An“ apartment” is a room or rooms within which all the usual daily processes of living, namely, cooking, eating, and sleeping, are carried on by the occupants. According to this definition an apartment may be, for example, a whole house; or it may be a single room of what was originally intended as an apartment; or it may be a corner or a wareroom or the back of a storeroom partitioned off and set aside for household uses. Two or more groups of occupants with distinctly separate money interests frequently rent a number of rooms jointly, occupying certain rooms separately but sharing one or more, usually the kitchen, or kitchen and living room. Under these conditions neither the rooms used by the one group of occupants nor those used by the other can be considered an apartment, since the room used in common must in such case be considered a room in each apartment and thus be counted twice. Where these conditions have been encountered the entire number of rooms has been considered one apartment. 48296° VOL 16--11- -8
The “household ” includes all persons living within an apartment without regard to the relationships which exist among them. The household may consist of one or more families, with or without boarders or lodgers; or it may consist of a group of persons living together, no family included; or it may consist of various combinations of families, *- groups," and boarders or lodgers.
The term “ family," as used throughout these tables, refers in general to the immediate family composed of husband, wife, and children.
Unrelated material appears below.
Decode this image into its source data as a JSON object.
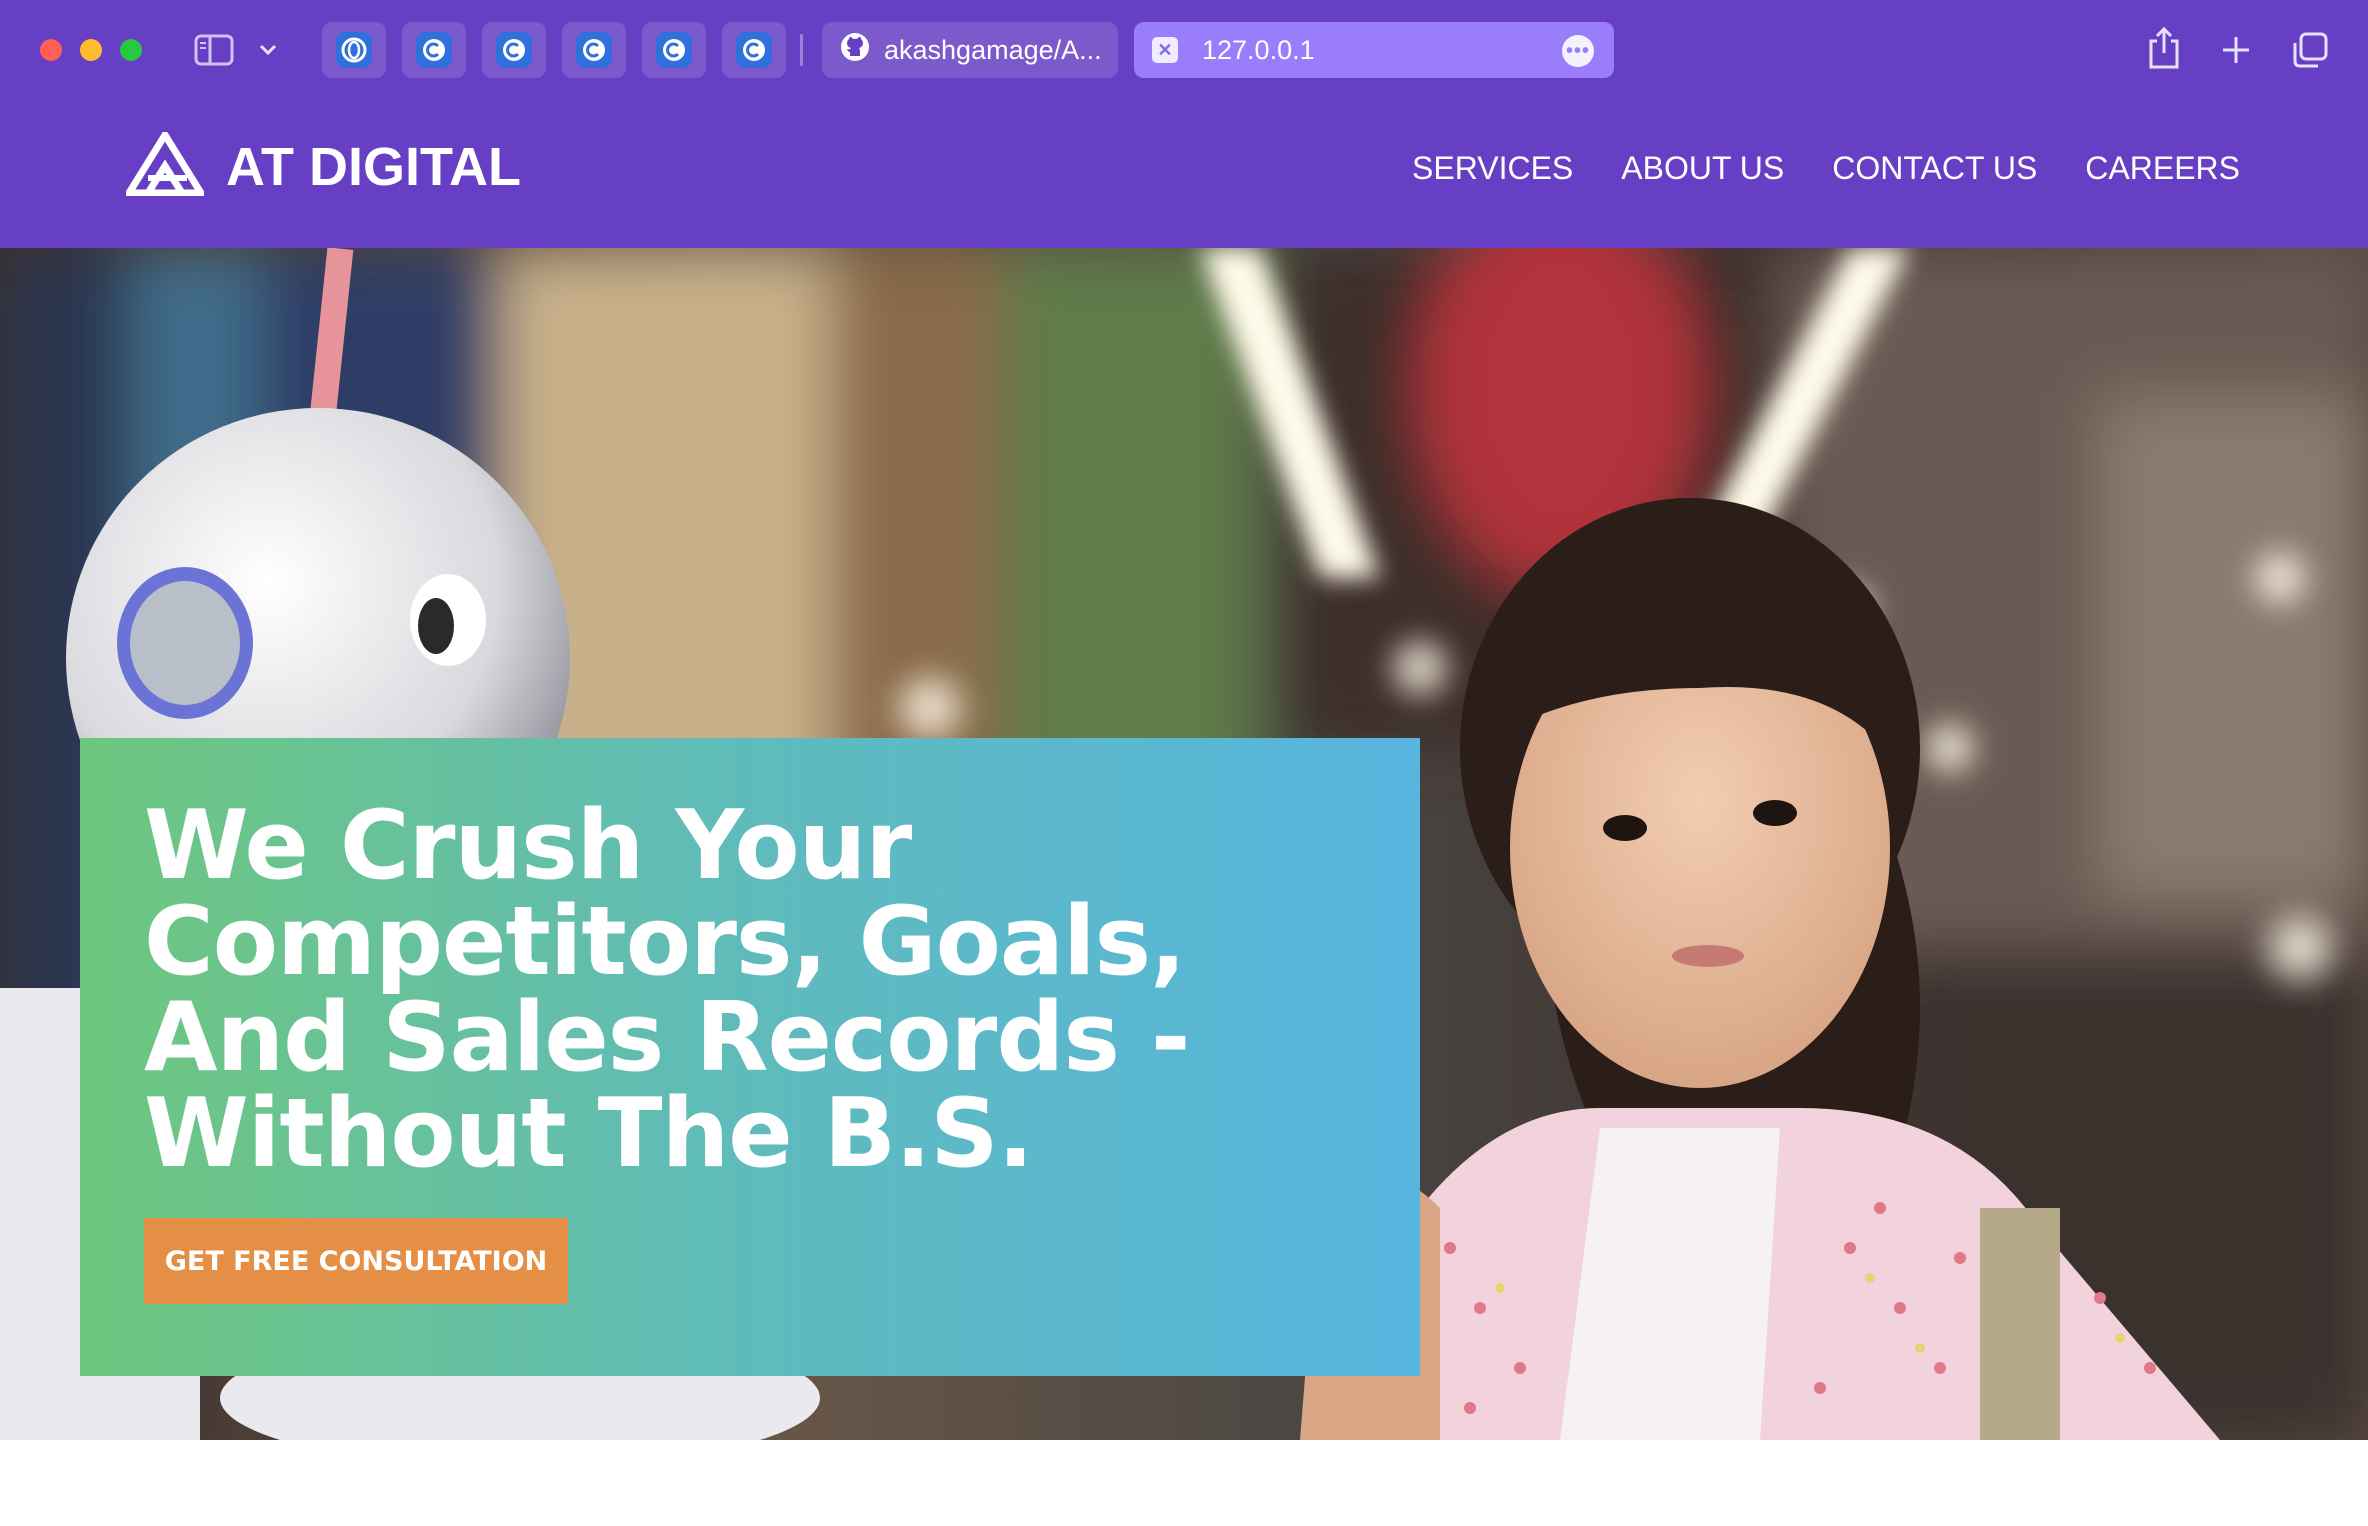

Groups of persons among whom none of these relations exist are not considered families. Households in which complicated relationships exist have been resolved into the component immediate families. Remnants of families maintaining a home are considered families when either husband or wife is present.
The general tables show results of two practically independent studies, as follows:
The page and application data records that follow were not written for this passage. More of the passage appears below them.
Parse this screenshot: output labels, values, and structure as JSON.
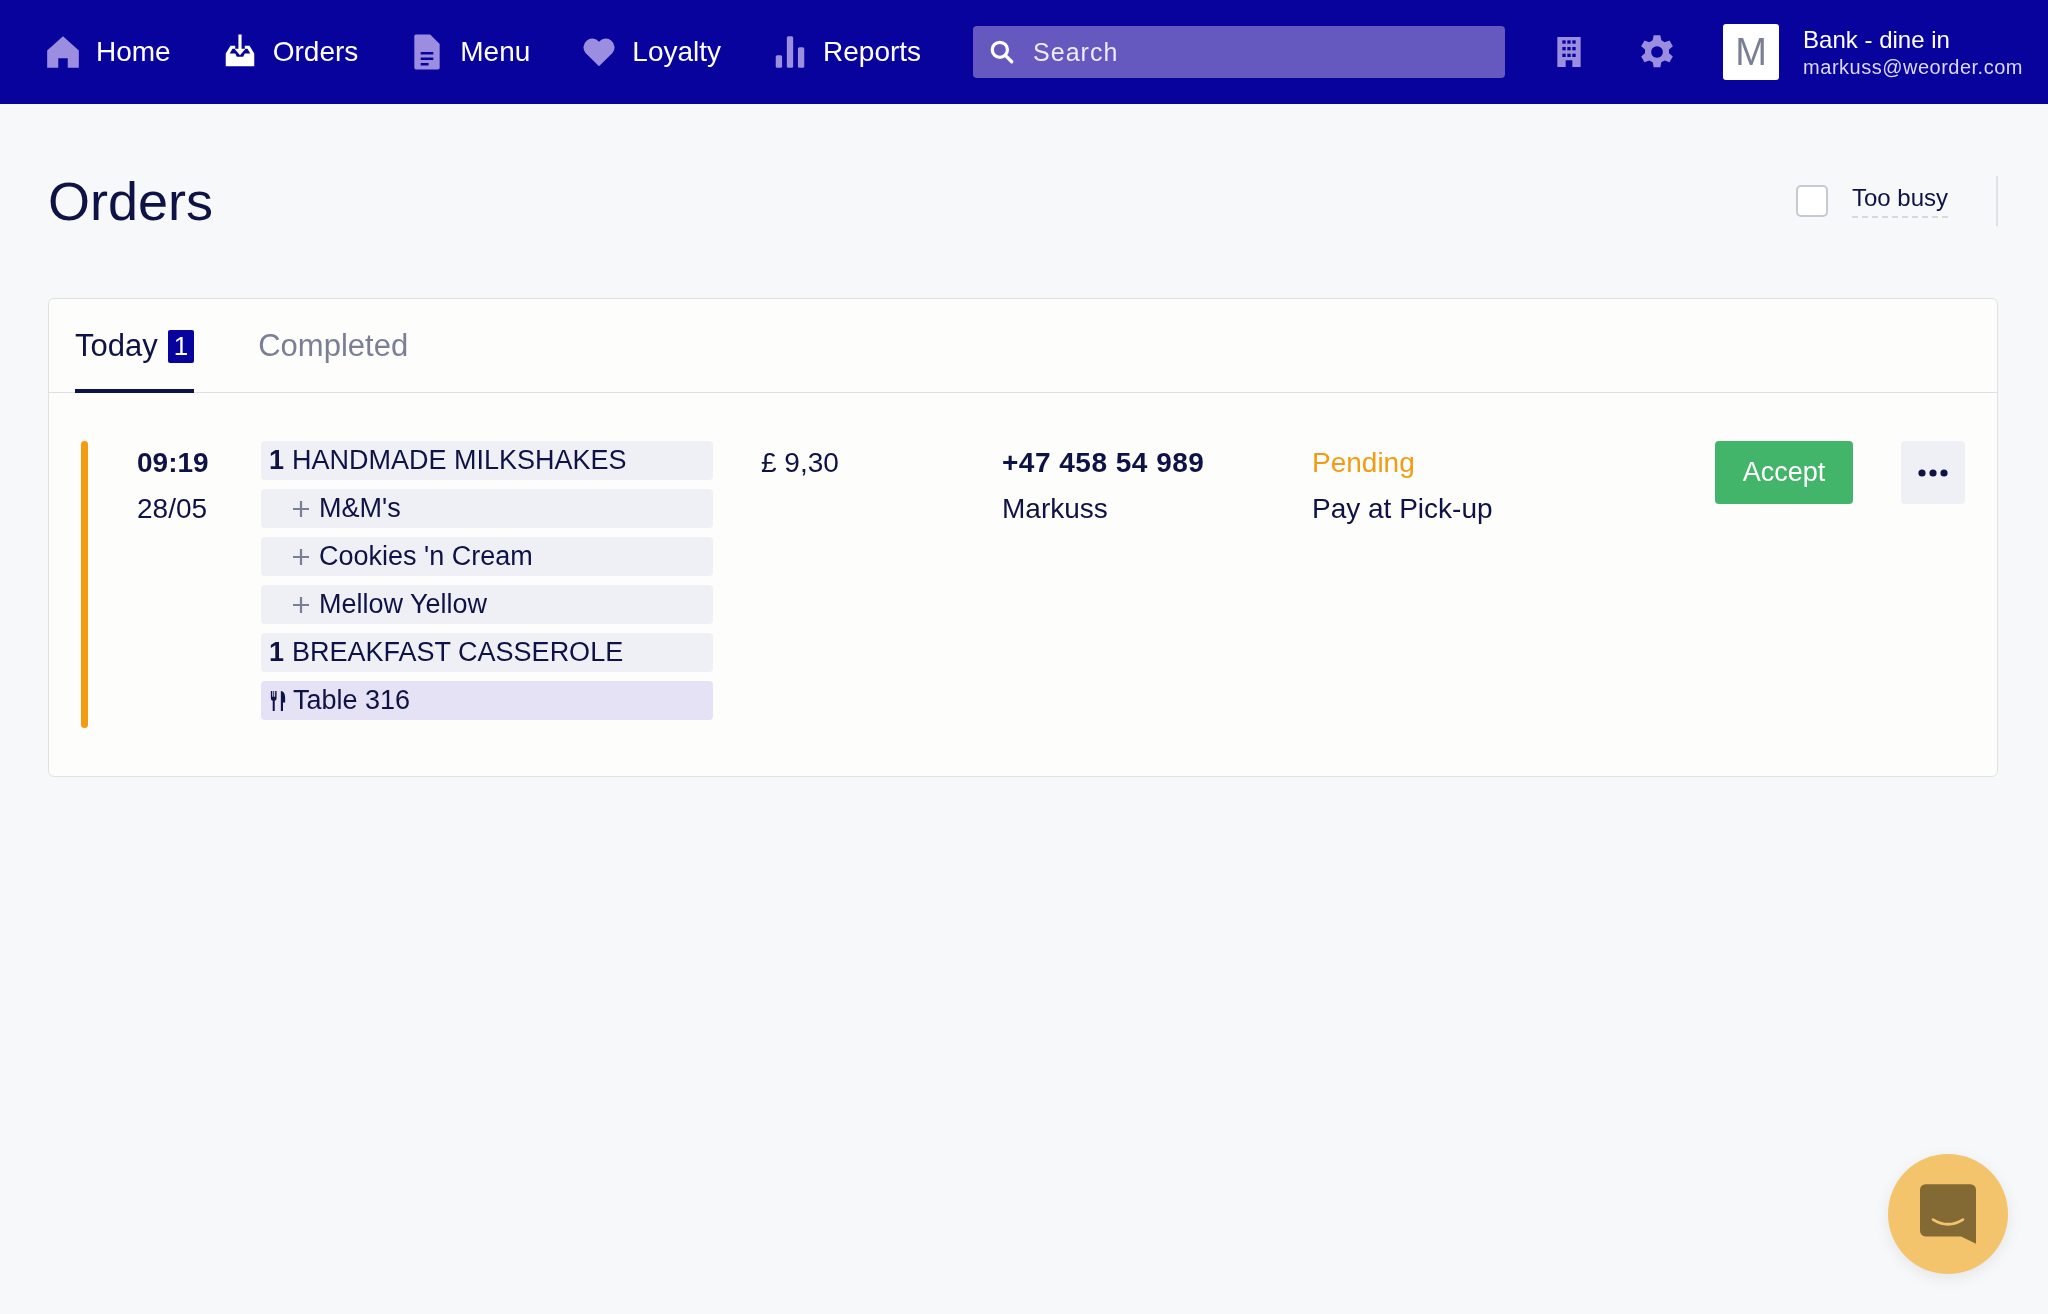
{
  "nav": {
    "items": [
      {
        "label": "Home",
        "selected": false
      },
      {
        "label": "Orders",
        "selected": true
      },
      {
        "label": "Menu",
        "selected": false
      },
      {
        "label": "Loyalty",
        "selected": false
      },
      {
        "label": "Reports",
        "selected": false
      }
    ],
    "search": {
      "placeholder": "Search"
    },
    "account": {
      "initial": "M",
      "name": "Bank - dine in",
      "email": "markuss@weorder.com"
    }
  },
  "page_title": "Orders",
  "too_busy": {
    "label": "Too busy",
    "checked": false
  },
  "tabs": [
    {
      "label": "Today",
      "badge": "1",
      "selected": true
    },
    {
      "label": "Completed",
      "selected": false
    }
  ],
  "orders": [
    {
      "time": "09:19",
      "date": "28/05",
      "color": "#f39c12",
      "items": [
        {
          "kind": "product",
          "qty": "1",
          "name": "HANDMADE MILKSHAKES"
        },
        {
          "kind": "option",
          "name": "M&M's"
        },
        {
          "kind": "option",
          "name": "Cookies 'n Cream"
        },
        {
          "kind": "option",
          "name": "Mellow Yellow"
        },
        {
          "kind": "product",
          "qty": "1",
          "name": "BREAKFAST CASSEROLE"
        },
        {
          "kind": "table",
          "name": "Table 316"
        }
      ],
      "price": "£ 9,30",
      "phone": "+47 458 54 989",
      "customer": "Markuss",
      "status": "Pending",
      "payment": "Pay at Pick-up",
      "action": "Accept"
    }
  ]
}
STUDY OF HOUSEHOLDS.
All tables headed “Study of households" are based on information from the schedule which was filled out for certain selected households in each of the several communities. Names and addresses were secured of employees in a given industry who were heads of households, and for each such household a schedule was filled out by an agent of this Commission, who visited the apartment and secured detailed information, so far as possible, for every occupant, as well as data in regard to family and household organization and status at the time of the visit.
STUDY OF EMPLOYEES.
The general tables, headed “Study of employees,” present data from the schedule relating only to the individual employee. This schedule was filled out by the employee himself or by someone detailed by the employer to the task, to whom the employee furnished data.
The general tables of this series, therefore, concern only the history and present status of the employee, while the other series, as has been stated, presents data not only for certain of the employees, but also for members of their households. All data included under the “Study of employees” are tabulated by sex and by general nativity and race of individual. For the native-born of foreign father the classification is by country of birth of father, and not by race of father.
DESCRIPTION OF TABLES.
Total number of households and persons studied, by general nativity and race of head of household: Study of households. Table 1.- This table enumerates the households studied of each race, the aggregate of the members of the households of each race, and the persons, male and female, for whom detailed information was secured. All members of households appear in this table under the general nativity and race of head of householl.
Number of persons for whom detailed information was sccured, by sex and general nativity and race of individual: Study of house